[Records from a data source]
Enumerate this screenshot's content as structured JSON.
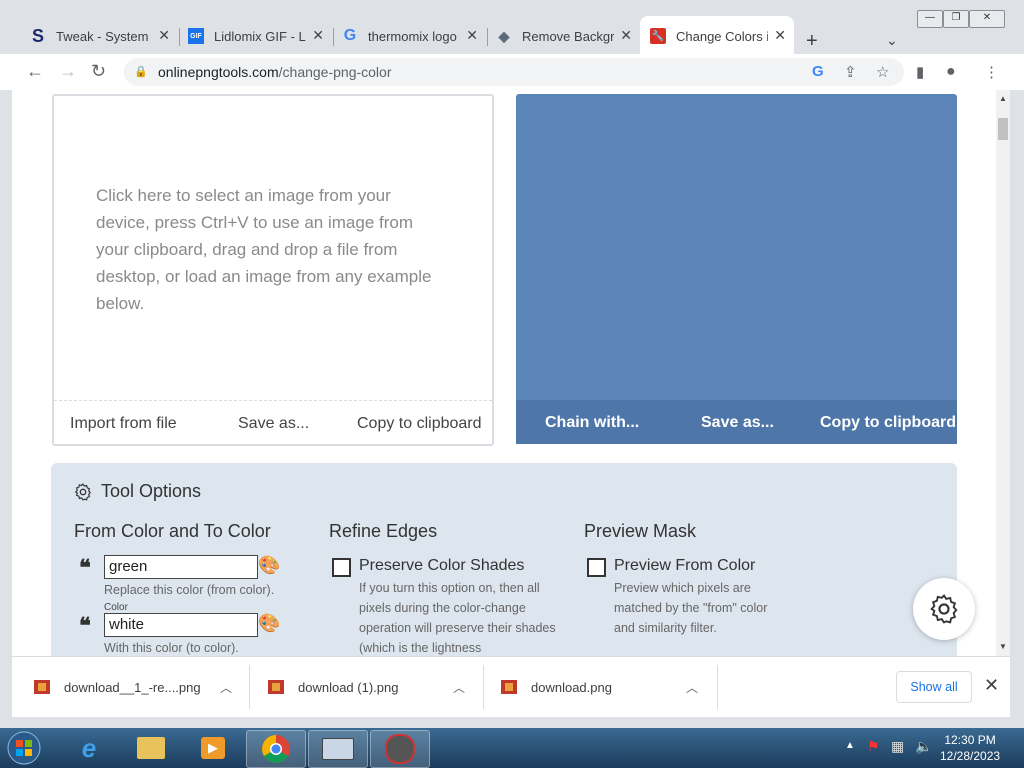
{
  "browser": {
    "tabs": [
      {
        "title": "Tweak - System T",
        "favicon": "S",
        "favicon_color": "#1a2a6c",
        "active": false
      },
      {
        "title": "Lidlomix GIF - Lid",
        "favicon": "GIF",
        "favicon_color": "#1a73e8",
        "active": false
      },
      {
        "title": "thermomix logo",
        "favicon": "G",
        "favicon_color": "#4285f4",
        "active": false
      },
      {
        "title": "Remove Backgro",
        "favicon": "◆",
        "favicon_color": "#5a6a7a",
        "active": false
      },
      {
        "title": "Change Colors in",
        "favicon": "🔧",
        "favicon_color": "#d93025",
        "active": true
      }
    ],
    "url_domain": "onlinepngtools.com",
    "url_path": "/change-png-color"
  },
  "left_panel": {
    "prompt": "Click here to select an image from your device, press Ctrl+V to use an image from your clipboard, drag and drop a file from desktop, or load an image from any example below.",
    "footer": [
      "Import from file",
      "Save as...",
      "Copy to clipboard"
    ]
  },
  "right_panel": {
    "color": "#5b84b8",
    "footer": [
      "Chain with...",
      "Save as...",
      "Copy to clipboard"
    ]
  },
  "tool_options": {
    "title": "Tool Options",
    "columns": {
      "colors": {
        "title": "From Color and To Color",
        "from_value": "green",
        "from_hint": "Replace this color (from color).",
        "to_label": "Color",
        "to_value": "white",
        "to_hint": "With this color (to color)."
      },
      "edges": {
        "title": "Refine Edges",
        "checkbox_label": "Preserve Color Shades",
        "description": "If you turn this option on, then all pixels during the color-change operation will preserve their shades (which is the lightness"
      },
      "mask": {
        "title": "Preview Mask",
        "checkbox_label": "Preview From Color",
        "description": "Preview which pixels are matched by the \"from\" color and similarity filter."
      }
    }
  },
  "downloads": {
    "items": [
      "download__1_-re....png",
      "download (1).png",
      "download.png"
    ],
    "show_all": "Show all"
  },
  "taskbar": {
    "time": "12:30 PM",
    "date": "12/28/2023"
  }
}
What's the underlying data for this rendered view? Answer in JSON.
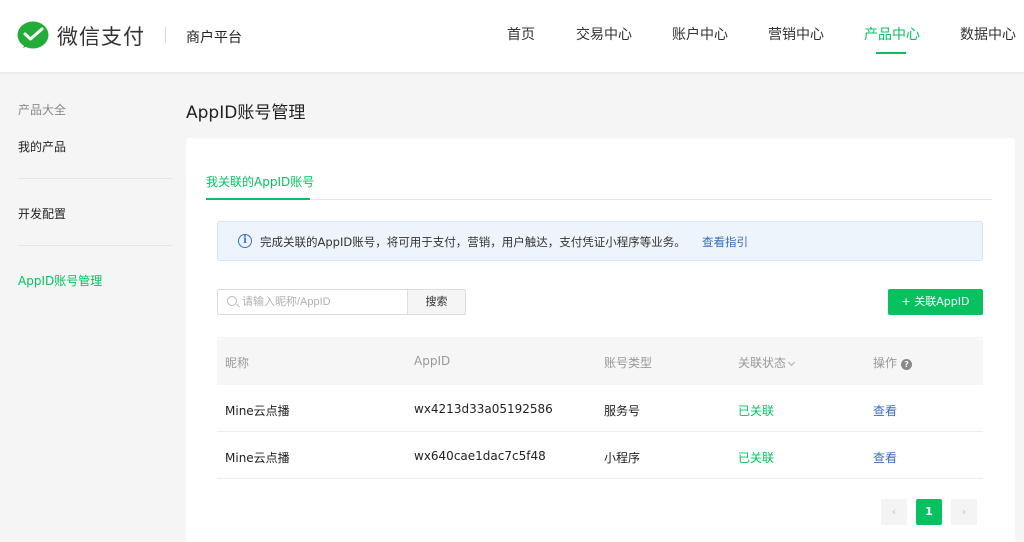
{
  "header": {
    "logo_text": "微信支付",
    "platform": "商户平台",
    "nav": [
      {
        "label": "首页",
        "active": false
      },
      {
        "label": "交易中心",
        "active": false
      },
      {
        "label": "账户中心",
        "active": false
      },
      {
        "label": "营销中心",
        "active": false
      },
      {
        "label": "产品中心",
        "active": true
      },
      {
        "label": "数据中心",
        "active": false
      }
    ]
  },
  "sidebar": {
    "title": "产品大全",
    "items": [
      {
        "label": "我的产品",
        "active": false
      },
      {
        "label": "开发配置",
        "active": false
      },
      {
        "label": "AppID账号管理",
        "active": true
      }
    ]
  },
  "main": {
    "page_title": "AppID账号管理",
    "tab_label": "我关联的AppID账号",
    "notice": {
      "icon": "info-icon",
      "text": "完成关联的AppID账号，将可用于支付，营销，用户触达，支付凭证小程序等业务。",
      "link": "查看指引"
    },
    "search": {
      "placeholder": "请输入昵称/AppID",
      "value": "",
      "button": "搜索"
    },
    "add_button": "+ 关联AppID",
    "table": {
      "columns": [
        "昵称",
        "AppID",
        "账号类型",
        "关联状态",
        "操作"
      ],
      "rows": [
        {
          "nickname": "Mine云点播",
          "appid": "wx4213d33a05192586",
          "type": "服务号",
          "status": "已关联",
          "action": "查看"
        },
        {
          "nickname": "Mine云点播",
          "appid": "wx640cae1dac7c5f48",
          "type": "小程序",
          "status": "已关联",
          "action": "查看"
        }
      ]
    },
    "pagination": {
      "prev": "‹",
      "current": "1",
      "next": "›"
    }
  },
  "colors": {
    "accent": "#07c160",
    "link": "#3a6db8"
  }
}
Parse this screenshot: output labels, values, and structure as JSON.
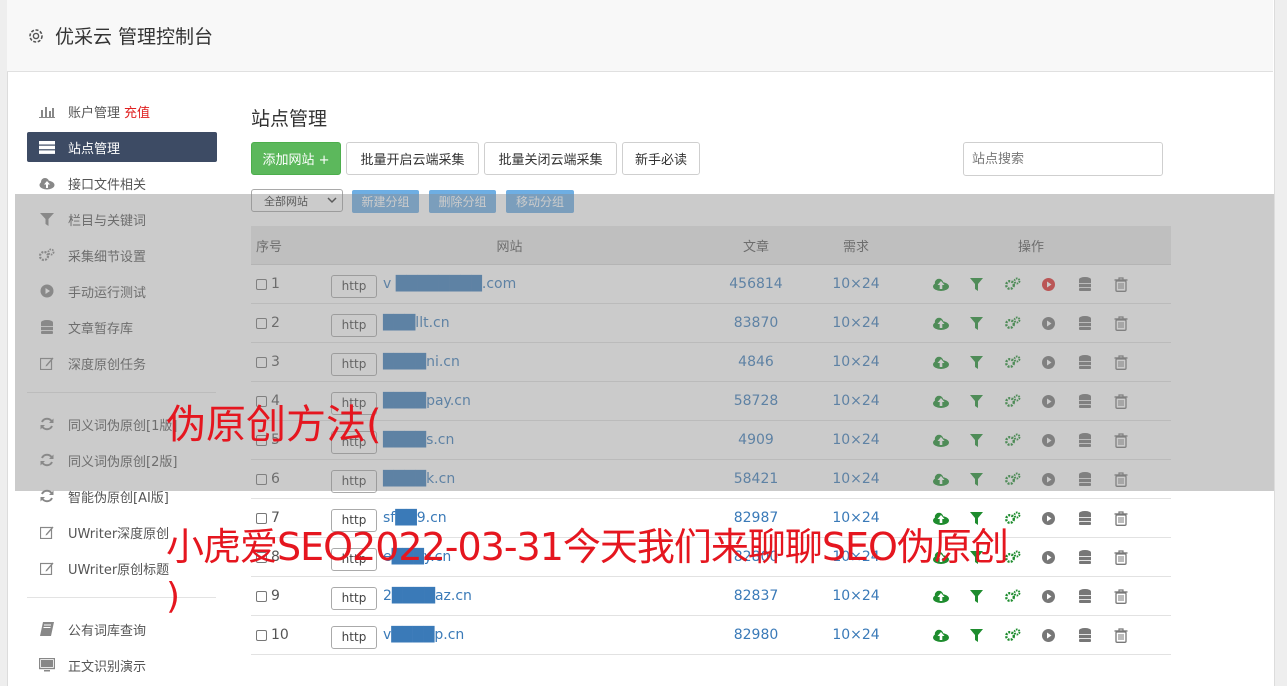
{
  "app": {
    "title": "优采云 管理控制台",
    "icon": "gear-icon"
  },
  "sidebar": {
    "groups": [
      [
        {
          "label": "账户管理",
          "extra": "充值",
          "icon": "bar-chart-icon"
        },
        {
          "label": "站点管理",
          "icon": "server-icon",
          "active": true
        },
        {
          "label": "接口文件相关",
          "icon": "cloud-upload-icon"
        },
        {
          "label": "栏目与关键词",
          "icon": "filter-icon"
        },
        {
          "label": "采集细节设置",
          "icon": "cogs-icon"
        },
        {
          "label": "手动运行测试",
          "icon": "play-circle-icon"
        },
        {
          "label": "文章暂存库",
          "icon": "database-icon"
        },
        {
          "label": "深度原创任务",
          "icon": "edit-icon"
        }
      ],
      [
        {
          "label": "同义词伪原创[1版]",
          "icon": "refresh-icon"
        },
        {
          "label": "同义词伪原创[2版]",
          "icon": "refresh-icon"
        },
        {
          "label": "智能伪原创[AI版]",
          "icon": "refresh-icon"
        },
        {
          "label": "UWriter深度原创",
          "icon": "edit-icon"
        },
        {
          "label": "UWriter原创标题",
          "icon": "edit-icon"
        }
      ],
      [
        {
          "label": "公有词库查询",
          "icon": "book-icon"
        },
        {
          "label": "正文识别演示",
          "icon": "monitor-icon"
        }
      ]
    ]
  },
  "main": {
    "title": "站点管理",
    "toolbar": {
      "add_site": "添加网站 +",
      "batch_open": "批量开启云端采集",
      "batch_close": "批量关闭云端采集",
      "newbie": "新手必读",
      "search_placeholder": "站点搜索"
    },
    "group_select": "全部网站",
    "group_buttons": {
      "new": "新建分组",
      "delete": "删除分组",
      "move": "移动分组"
    },
    "table": {
      "headers": {
        "no": "序号",
        "site": "网站",
        "articles": "文章",
        "demand": "需求",
        "ops": "操作"
      },
      "protocol_label": "http",
      "rows": [
        {
          "no": "1",
          "domain": "v ████████.com",
          "articles": "456814",
          "demand": "10×24",
          "play_active": true
        },
        {
          "no": "2",
          "domain": "███llt.cn",
          "articles": "83870",
          "demand": "10×24",
          "play_active": false
        },
        {
          "no": "3",
          "domain": "████ni.cn",
          "articles": "4846",
          "demand": "10×24",
          "play_active": false
        },
        {
          "no": "4",
          "domain": "████pay.cn",
          "articles": "58728",
          "demand": "10×24",
          "play_active": false
        },
        {
          "no": "5",
          "domain": "████s.cn",
          "articles": "4909",
          "demand": "10×24",
          "play_active": false
        },
        {
          "no": "6",
          "domain": "████k.cn",
          "articles": "58421",
          "demand": "10×24",
          "play_active": false
        },
        {
          "no": "7",
          "domain": "sf██9.cn",
          "articles": "82987",
          "demand": "10×24",
          "play_active": false
        },
        {
          "no": "8",
          "domain": "e███y.cn",
          "articles": "82800",
          "demand": "10×24",
          "play_active": false
        },
        {
          "no": "9",
          "domain": "2████az.cn",
          "articles": "82837",
          "demand": "10×24",
          "play_active": false
        },
        {
          "no": "10",
          "domain": "v████p.cn",
          "articles": "82980",
          "demand": "10×24",
          "play_active": false
        }
      ]
    }
  },
  "overlay": {
    "line1": "伪原创方法(",
    "line2": "小虎爱SEO2022-03-31今天我们来聊聊SEO伪原创",
    "line3": ")"
  },
  "colors": {
    "accent_green": "#5cb85c",
    "sidebar_active": "#3d4b64",
    "link_blue": "#3a7ab8",
    "overlay_red": "#e5161f",
    "group_button_blue": "#6eaee3"
  }
}
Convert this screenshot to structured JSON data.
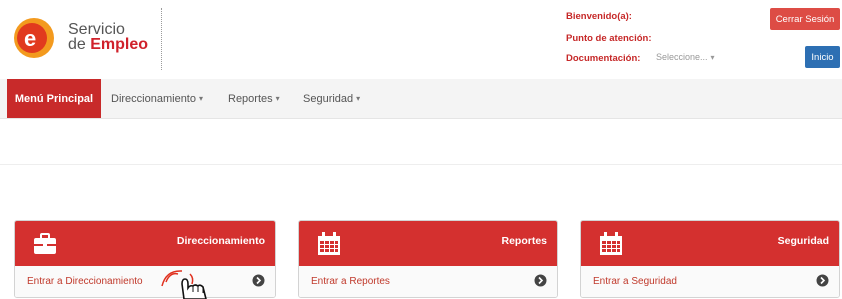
{
  "logo": {
    "line1": "Servicio",
    "line2_prefix": "de ",
    "line2_bold": "Empleo",
    "icon": "servicio-empleo-logo-icon"
  },
  "header": {
    "welcome_label": "Bienvenido(a):",
    "attention_label": "Punto de atención:",
    "documentation_label": "Documentación:",
    "documentation_placeholder": "Seleccione...",
    "logout_button": "Cerrar Sesión",
    "home_button": "Inicio"
  },
  "nav": {
    "items": [
      {
        "label": "Menú Principal",
        "active": true
      },
      {
        "label": "Direccionamiento",
        "dropdown": true
      },
      {
        "label": "Reportes",
        "dropdown": true
      },
      {
        "label": "Seguridad",
        "dropdown": true
      }
    ]
  },
  "cards": [
    {
      "title": "Direccionamiento",
      "link": "Entrar a Direccionamiento",
      "icon": "briefcase-icon"
    },
    {
      "title": "Reportes",
      "link": "Entrar a Reportes",
      "icon": "calendar-icon"
    },
    {
      "title": "Seguridad",
      "link": "Entrar a Seguridad",
      "icon": "calendar-icon"
    }
  ],
  "colors": {
    "brand_red": "#d4302f",
    "nav_active": "#c82a2a",
    "logout_button": "#dd4c45",
    "home_button": "#2d6fb3",
    "header_text_red": "#c62828"
  }
}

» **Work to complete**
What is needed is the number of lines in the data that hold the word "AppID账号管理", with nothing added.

» **Result**
2